The nationwide shutdown called by various opposition parties against the UPA government raising fuel prices had only one agenda: for opposition parties to stand up and be counted.india Updated: Jul 06, 2010 00:44 IST
The nationwide shutdown called by various opposition parties against the UPA government raising fuel prices had only one agenda: for opposition parties to stand up and be counted. That’s probably a cruel statement for us to make when there are enough critical issues — including containing fuel prices within the realm of common sense — for the Opposition to latch on to. But the fact of the matter is that by calling for a nationwide bandh, how can anyone make any constructive criticism worth the mention? The main opposition party and the temporary main opposition party (the BJP and the Left respectively) are aware of what’s at stake here. And yet, they see it fit to engage in 80s-style agit-prop in an era when India is bothered by growth rates and the genuine additionals that come with it for all. This isn’t a government that believes in the ‘trickle down’ effect, thus policy decisions that involve the uplift of the proverbial ‘aam aadmi’. What the oppositional space engaged in yesterday was to take advantage of generalised disgruntlement and play it as action against a specific grouse.
Let’s take the daily wage labourer, for starters. Without sounding like a theoretical Marxist, one can assume that many in the working class — the majority of which would be part of the unorganised sector — would be forced to forego a day’s wages in states where the ‘Bharat bandh’ was enforced. The BJP, ostensibly the nation’s ‘trader’s party’, and the Left, similarly the self-styled flag-bearer of the worker, saw it fit to desire a clampdown on professional life. The disagreement over fuel price could have been thrashed out in Parliament — both parties having representation in that democratic forum. Instead, it chose the more disruptive, more voluble platform of street agitation. Coming from parties that know the ‘system’, this is nothing short of deplorable.

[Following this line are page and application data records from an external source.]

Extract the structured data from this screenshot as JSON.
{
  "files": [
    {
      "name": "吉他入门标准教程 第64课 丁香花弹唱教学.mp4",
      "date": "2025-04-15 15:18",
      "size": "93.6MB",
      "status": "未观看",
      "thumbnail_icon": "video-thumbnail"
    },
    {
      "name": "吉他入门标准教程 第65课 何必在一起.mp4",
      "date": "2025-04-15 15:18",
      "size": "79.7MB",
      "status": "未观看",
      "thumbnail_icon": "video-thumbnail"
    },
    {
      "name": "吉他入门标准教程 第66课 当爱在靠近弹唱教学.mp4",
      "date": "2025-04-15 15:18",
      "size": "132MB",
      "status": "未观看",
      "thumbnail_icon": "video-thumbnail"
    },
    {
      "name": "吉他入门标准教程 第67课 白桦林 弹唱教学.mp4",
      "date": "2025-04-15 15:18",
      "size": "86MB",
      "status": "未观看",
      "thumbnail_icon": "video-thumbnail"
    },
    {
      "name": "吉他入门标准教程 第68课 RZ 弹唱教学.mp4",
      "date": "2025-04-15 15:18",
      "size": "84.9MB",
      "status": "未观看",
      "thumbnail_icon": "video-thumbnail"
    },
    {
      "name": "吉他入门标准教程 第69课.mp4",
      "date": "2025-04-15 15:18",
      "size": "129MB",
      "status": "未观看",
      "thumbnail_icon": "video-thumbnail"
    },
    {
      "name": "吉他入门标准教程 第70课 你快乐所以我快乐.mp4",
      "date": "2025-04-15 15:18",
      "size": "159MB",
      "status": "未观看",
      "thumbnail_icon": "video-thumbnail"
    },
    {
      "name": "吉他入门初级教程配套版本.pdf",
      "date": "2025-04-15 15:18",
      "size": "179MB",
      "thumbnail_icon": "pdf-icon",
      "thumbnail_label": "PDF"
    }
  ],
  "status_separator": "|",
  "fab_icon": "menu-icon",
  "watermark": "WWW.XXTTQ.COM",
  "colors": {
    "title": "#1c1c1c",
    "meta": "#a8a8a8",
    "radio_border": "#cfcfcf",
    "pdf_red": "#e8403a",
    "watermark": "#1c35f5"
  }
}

There will be number-crunchers who will work out how much money was lost because of the ‘bandh’. But more than politics subsuming the ‘polis’ — the people who make up the nation — what is worrisome is the idea of a certain kind of political churlishness that sees it fit to put the people in a corner in the name of the people. If the BJP or the Left was in power, one wonders how either party or ideology would have acted. The politics of reaction, alas, is easier, and even more unfortunately turns the ruling establishment, with its many genuine faults, into a martyr with the people of India having to deal with being collateral damage.